The paper adds: “The dramatic change in the decades-old strategy of deterrence and containment puts an option into play that could be effective against rogue states. But experts warn that the shift also risks establishing a precedent for countries whose motives or timing the US government may not support.” This has already happened. In a flagrant case of double standards, the Bush administration objected to President Putin’s announcement that Russia would be justified in attacking Chechen rebels who sought refuge in neighbouring Georgia, even as Bush was preparing to tell world leaders that the United States would act alone against Saddam Hussein if no one else would.
Another problem the Bush doctrine fails to address is whether the threat of a preemptive strike will not drive their likely targets into increasing the capability of their weapons. For example, this can only encourage a country like Iran to acquire nuclear capability. It would also induce Pakistan into counter-balancing India’s superior conventional army by a similar development. The temptation will be great to launch preemptive strikes in situations which, in the absence of the Bush doctrine, could have been solved without resorting to violence. Generally speaking, it is a doctrine which encourages the propagation of banned weapons, nuclear, chemical, biological, etc, rather than the opposite.
Moreover, Bush’s preemptive doctrine is opposed by a wide range of political forces on the world scene. This has taken its most flagrant expression in the difference that distinguishes the French from the American position in the Security Council.

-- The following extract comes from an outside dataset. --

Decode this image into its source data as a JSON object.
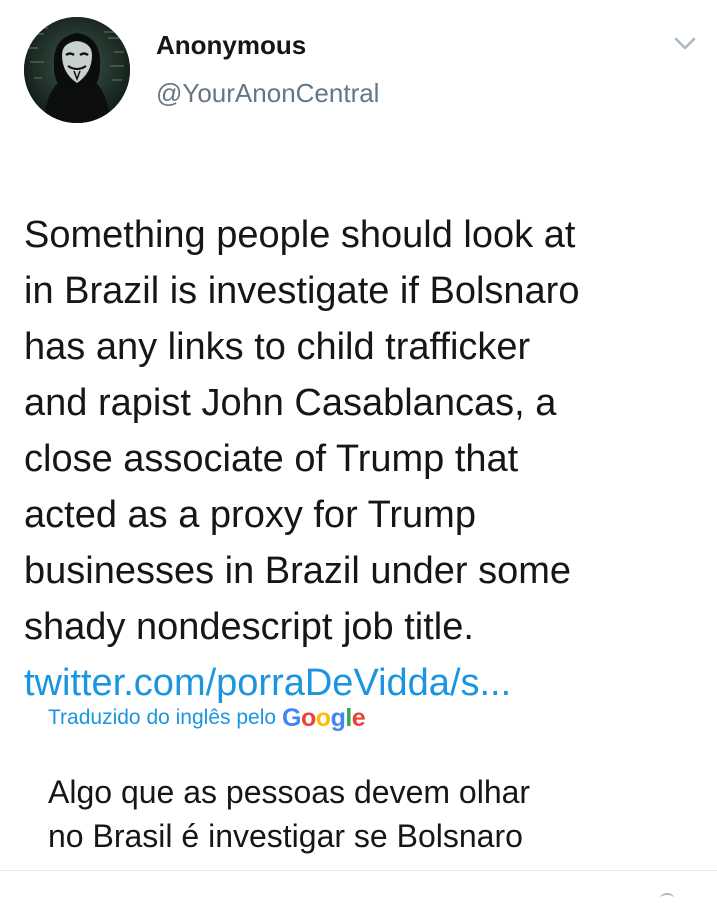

Paris focuses on the fact that the draft resolution Washington is attempting to push through the Security Council has very little in common with resolution 1284, which limits the UN mandate to sending weapons inspectors in to monitor Iraq’s disarmament programme, not to using the inspections as an excuse to send military forces in to bring about a regime change.
The American attitude presupposes that the Bush Doctrine has been accepted by all states, which is not the case. Three permanent members of the Security Council with veto prerogatives, France, Russia and China, categorically reject the policy of preemption. This disagreement among the permanent members of the Security Council must be settled if the Council is to have the last word. Otherwise it is to be expected that the US will act unilaterally. What is particularly critical in this matter is that the US cannot claim that it is operating within the context of international legitimacy adapted to the new conditions of fighting terrorism, if only because three permanent members of the Security Council reject such an assumption. Is a compromise possible?